About two years ago, ICMA published a highly popular article called “How Are You Doing? Performance Information for the Public.” It provided tips for bringing performance information to life, plus vivid examples from local government websites and public documents.
It was so well received that we’re sharing it again—with brand new examples.
Reporting performance information to the public can be scary, because whatever data you collect can become grist for public records requests, disgruntled bloggers, public hearing gadflies, or local media—often looking for a scoop about “government inefficiency.”
This is especially true if your performance measurement/management initiative is relatively new. But once your efforts reach maturity, it’s time to put the information in front of the public—often by posting it on the city or county website.
ICMA has collected tips to help take the fear out of performance reporting, and they're available in this Checklist, which shows how you can put the information into context for the public. And here are some great examples from recipients of Certificates in Performance Management. One of the criteria for the certificate is public reporting using graphs, color-coding, dashboards, and other means to highlight performance above/below expectations or varying significantly from past or comparable data.
For example, the Durham, North Carolina, website provides a graphic display of the city’s strategic plan, “One Vision-Five Goals.” Here’s an excerpt from the goal “Strong & Diverse Economy,” showing two indicators plus a key to the color code. Visitors can click “View Initiatives” for detail, also color-coded.
This report from the Poudre Fire Authority (PFA) in Colorado charts its organizational performance against national data and provides its performance target and a trend line showing its five-year average.
In its Municipal Benchmarking Report, Greer, South Carolina, compares both current performance and recent trends to a list of area benchmarks.
Coral Springs, Florida, conducted a Business Survey that tapped the views of owners and senior managers about ways to improve the quality of city services. Here’s a visual display of satisfaction ratings for departments.
All of these examples show how large quantities of performance data can be presented in meaningful ways that demonstrate accountability to the public.
Are you reporting your performance data yet? If not, you may be missing the opportunity to increase public engagement and understanding of local government results.

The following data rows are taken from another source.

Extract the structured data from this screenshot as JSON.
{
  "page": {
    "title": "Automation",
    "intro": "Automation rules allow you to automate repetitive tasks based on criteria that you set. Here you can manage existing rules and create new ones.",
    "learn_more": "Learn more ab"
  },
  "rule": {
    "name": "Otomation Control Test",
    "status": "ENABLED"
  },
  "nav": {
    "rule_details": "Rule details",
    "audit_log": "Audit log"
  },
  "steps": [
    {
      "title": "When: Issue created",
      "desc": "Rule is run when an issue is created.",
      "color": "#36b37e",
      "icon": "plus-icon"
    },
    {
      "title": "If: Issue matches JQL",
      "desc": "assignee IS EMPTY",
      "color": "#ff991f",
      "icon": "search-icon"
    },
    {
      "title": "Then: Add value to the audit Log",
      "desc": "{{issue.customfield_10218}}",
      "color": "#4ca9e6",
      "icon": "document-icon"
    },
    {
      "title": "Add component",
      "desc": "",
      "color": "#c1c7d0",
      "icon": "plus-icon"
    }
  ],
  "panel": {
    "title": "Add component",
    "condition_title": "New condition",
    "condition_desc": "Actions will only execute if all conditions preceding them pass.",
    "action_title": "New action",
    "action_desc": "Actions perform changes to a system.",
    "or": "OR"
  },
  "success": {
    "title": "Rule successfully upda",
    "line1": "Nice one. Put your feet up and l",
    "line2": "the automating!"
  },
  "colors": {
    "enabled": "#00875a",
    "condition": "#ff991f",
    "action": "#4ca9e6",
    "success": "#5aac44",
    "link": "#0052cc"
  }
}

Not sure where you’ll find the comparative data you need? Check out ICMA’s Open Access Benchmarking program for data on 80 consistently-defined Key Performance Indicators (KPIs) for local government with no software requirements, no reporting deadlines, and no charge to participate.